RECORDS TO PROCESS below:

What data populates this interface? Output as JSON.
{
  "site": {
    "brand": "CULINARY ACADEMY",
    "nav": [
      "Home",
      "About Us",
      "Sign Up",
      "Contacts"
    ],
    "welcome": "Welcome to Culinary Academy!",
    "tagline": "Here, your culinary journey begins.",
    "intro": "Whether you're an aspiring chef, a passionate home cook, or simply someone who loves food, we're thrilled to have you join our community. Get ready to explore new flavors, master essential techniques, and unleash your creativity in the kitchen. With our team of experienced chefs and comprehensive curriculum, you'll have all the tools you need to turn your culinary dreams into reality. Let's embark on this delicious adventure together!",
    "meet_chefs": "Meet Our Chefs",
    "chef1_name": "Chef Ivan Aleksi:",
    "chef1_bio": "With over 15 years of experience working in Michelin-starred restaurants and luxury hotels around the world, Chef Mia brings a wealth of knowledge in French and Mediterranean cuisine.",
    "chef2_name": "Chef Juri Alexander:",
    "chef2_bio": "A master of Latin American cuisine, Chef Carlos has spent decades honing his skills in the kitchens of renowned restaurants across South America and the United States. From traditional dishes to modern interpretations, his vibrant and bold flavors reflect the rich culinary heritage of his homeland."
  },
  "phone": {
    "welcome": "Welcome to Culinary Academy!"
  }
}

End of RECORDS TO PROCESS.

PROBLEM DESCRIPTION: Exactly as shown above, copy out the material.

ANSWER AREA:
What data populates this interface? Output as JSON.
{
  "site": {
    "brand": "CULINARY ACADEMY",
    "nav": [
      "Home",
      "About Us",
      "Sign Up",
      "Contacts"
    ],
    "welcome": "Welcome to Culinary Academy!",
    "tagline": "Here, your culinary journey begins.",
    "intro": "Whether you're an aspiring chef, a passionate home cook, or simply someone who loves food, we're thrilled to have you join our community. Get ready to explore new flavors, master essential techniques, and unleash your creativity in the kitchen. With our team of experienced chefs and comprehensive curriculum, you'll have all the tools you need to turn your culinary dreams into reality. Let's embark on this delicious adventure together!",
    "meet_chefs": "Meet Our Chefs",
    "chef1_name": "Chef Ivan Aleksi:",
    "chef1_bio": "With over 15 years of experience working in Michelin-starred restaurants and luxury hotels around the world, Chef Mia brings a wealth of knowledge in French and Mediterranean cuisine.",
    "chef2_name": "Chef Juri Alexander:",
    "chef2_bio": "A master of Latin American cuisine, Chef Carlos has spent decades honing his skills in the kitchens of renowned restaurants across South America and the United States. From traditional dishes to modern interpretations, his vibrant and bold flavors reflect the rich culinary heritage of his homeland."
  },
  "phone": {
    "welcome": "Welcome to Culinary Academy!"
  }
}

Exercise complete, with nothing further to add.